Exercise objective:
All lines in the entries below that hold "fields" make up the answer.
▶
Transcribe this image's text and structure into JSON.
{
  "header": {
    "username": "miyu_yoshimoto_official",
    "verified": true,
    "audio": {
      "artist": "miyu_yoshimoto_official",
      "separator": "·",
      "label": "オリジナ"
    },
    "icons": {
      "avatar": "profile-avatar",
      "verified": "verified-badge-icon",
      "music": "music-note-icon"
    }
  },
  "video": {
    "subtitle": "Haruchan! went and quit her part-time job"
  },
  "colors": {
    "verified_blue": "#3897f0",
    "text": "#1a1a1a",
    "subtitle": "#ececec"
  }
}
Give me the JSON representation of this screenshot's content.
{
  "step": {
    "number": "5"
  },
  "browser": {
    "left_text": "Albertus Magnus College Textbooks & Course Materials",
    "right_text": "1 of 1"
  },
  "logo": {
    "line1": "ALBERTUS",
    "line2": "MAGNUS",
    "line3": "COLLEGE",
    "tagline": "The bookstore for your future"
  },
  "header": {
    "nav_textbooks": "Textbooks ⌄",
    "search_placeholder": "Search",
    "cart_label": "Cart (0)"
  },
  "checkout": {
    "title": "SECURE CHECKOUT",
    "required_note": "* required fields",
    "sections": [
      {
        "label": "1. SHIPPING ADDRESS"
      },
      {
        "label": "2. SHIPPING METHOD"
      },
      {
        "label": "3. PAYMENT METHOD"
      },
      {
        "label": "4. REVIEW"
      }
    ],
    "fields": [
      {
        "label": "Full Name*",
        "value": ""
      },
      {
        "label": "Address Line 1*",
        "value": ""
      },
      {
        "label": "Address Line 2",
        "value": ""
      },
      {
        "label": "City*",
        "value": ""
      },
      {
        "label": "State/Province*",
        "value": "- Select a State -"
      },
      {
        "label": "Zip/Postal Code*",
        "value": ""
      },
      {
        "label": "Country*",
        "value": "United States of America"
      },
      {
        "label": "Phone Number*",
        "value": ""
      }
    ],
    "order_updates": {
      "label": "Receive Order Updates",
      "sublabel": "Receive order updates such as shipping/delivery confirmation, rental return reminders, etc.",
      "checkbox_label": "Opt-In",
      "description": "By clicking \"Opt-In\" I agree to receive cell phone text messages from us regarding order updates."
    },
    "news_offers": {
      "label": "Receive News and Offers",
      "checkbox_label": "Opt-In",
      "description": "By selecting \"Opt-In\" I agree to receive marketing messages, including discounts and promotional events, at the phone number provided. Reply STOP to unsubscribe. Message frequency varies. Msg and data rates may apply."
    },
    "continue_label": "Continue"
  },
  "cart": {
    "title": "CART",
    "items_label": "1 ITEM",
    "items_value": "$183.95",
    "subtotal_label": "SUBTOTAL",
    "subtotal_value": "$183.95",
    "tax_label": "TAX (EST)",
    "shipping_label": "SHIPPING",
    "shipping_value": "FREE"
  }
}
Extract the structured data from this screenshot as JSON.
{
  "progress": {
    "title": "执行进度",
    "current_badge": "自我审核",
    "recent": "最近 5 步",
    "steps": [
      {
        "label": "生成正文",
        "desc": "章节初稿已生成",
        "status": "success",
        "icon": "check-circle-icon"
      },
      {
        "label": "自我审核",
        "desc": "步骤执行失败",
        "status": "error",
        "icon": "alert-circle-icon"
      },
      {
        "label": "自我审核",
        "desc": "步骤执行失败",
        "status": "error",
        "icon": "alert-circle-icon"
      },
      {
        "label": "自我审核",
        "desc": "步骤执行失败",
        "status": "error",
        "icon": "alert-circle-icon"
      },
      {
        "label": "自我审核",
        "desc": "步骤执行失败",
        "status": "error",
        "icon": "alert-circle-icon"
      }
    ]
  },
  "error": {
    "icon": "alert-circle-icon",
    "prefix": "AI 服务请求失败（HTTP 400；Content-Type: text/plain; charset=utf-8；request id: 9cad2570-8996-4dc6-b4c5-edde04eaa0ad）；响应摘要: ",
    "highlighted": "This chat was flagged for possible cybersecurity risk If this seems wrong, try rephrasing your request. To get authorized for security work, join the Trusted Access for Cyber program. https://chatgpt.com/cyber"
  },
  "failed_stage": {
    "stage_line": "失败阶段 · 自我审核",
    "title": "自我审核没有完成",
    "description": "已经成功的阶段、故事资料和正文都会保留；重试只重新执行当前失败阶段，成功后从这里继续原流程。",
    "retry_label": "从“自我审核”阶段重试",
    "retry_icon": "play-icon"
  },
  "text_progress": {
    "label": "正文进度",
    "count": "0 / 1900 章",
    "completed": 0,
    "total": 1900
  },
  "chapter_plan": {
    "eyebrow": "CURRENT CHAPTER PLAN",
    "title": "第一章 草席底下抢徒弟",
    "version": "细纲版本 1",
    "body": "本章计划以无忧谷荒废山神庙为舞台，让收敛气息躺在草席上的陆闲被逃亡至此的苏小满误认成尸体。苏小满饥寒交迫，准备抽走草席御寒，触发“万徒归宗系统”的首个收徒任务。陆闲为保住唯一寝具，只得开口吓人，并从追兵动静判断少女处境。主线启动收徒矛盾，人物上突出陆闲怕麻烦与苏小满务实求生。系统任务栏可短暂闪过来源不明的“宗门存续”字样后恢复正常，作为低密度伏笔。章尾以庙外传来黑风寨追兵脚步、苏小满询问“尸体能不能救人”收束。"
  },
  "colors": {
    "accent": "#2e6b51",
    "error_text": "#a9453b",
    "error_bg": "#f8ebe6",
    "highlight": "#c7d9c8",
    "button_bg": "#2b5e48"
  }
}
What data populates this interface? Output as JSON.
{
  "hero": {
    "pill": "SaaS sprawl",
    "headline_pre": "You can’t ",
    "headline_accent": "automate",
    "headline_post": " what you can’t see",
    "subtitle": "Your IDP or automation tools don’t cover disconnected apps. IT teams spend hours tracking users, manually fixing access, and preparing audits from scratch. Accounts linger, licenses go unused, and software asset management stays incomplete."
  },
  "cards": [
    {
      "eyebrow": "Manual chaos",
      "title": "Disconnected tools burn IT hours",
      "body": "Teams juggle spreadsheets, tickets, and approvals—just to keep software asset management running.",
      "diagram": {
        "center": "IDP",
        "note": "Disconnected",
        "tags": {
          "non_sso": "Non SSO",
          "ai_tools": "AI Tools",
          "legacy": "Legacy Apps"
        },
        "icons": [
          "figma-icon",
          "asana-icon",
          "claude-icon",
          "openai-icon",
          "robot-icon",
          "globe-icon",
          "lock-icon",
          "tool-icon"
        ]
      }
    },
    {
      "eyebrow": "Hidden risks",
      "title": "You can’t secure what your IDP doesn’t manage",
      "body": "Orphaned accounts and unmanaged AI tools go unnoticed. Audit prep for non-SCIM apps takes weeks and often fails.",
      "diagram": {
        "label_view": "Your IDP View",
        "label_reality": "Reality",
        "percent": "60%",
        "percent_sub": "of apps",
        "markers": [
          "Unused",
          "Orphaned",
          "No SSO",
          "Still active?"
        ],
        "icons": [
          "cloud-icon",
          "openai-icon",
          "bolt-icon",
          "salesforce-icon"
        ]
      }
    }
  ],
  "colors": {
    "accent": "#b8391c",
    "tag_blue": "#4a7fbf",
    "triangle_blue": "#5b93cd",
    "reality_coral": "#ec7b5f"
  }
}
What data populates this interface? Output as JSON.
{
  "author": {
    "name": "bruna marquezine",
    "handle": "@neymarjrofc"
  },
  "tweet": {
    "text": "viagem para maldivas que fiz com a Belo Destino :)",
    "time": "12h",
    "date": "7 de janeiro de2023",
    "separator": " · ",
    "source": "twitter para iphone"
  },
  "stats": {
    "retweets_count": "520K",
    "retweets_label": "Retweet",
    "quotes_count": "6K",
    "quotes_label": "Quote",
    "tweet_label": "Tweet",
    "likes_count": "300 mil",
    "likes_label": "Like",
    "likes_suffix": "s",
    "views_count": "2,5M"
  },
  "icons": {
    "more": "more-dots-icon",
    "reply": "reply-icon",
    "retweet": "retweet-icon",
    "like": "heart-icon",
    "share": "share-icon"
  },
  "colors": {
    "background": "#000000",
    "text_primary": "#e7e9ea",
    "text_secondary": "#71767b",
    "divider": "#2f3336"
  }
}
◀
Solution to this task:
    "required_note": "* required fields",
    "fields": [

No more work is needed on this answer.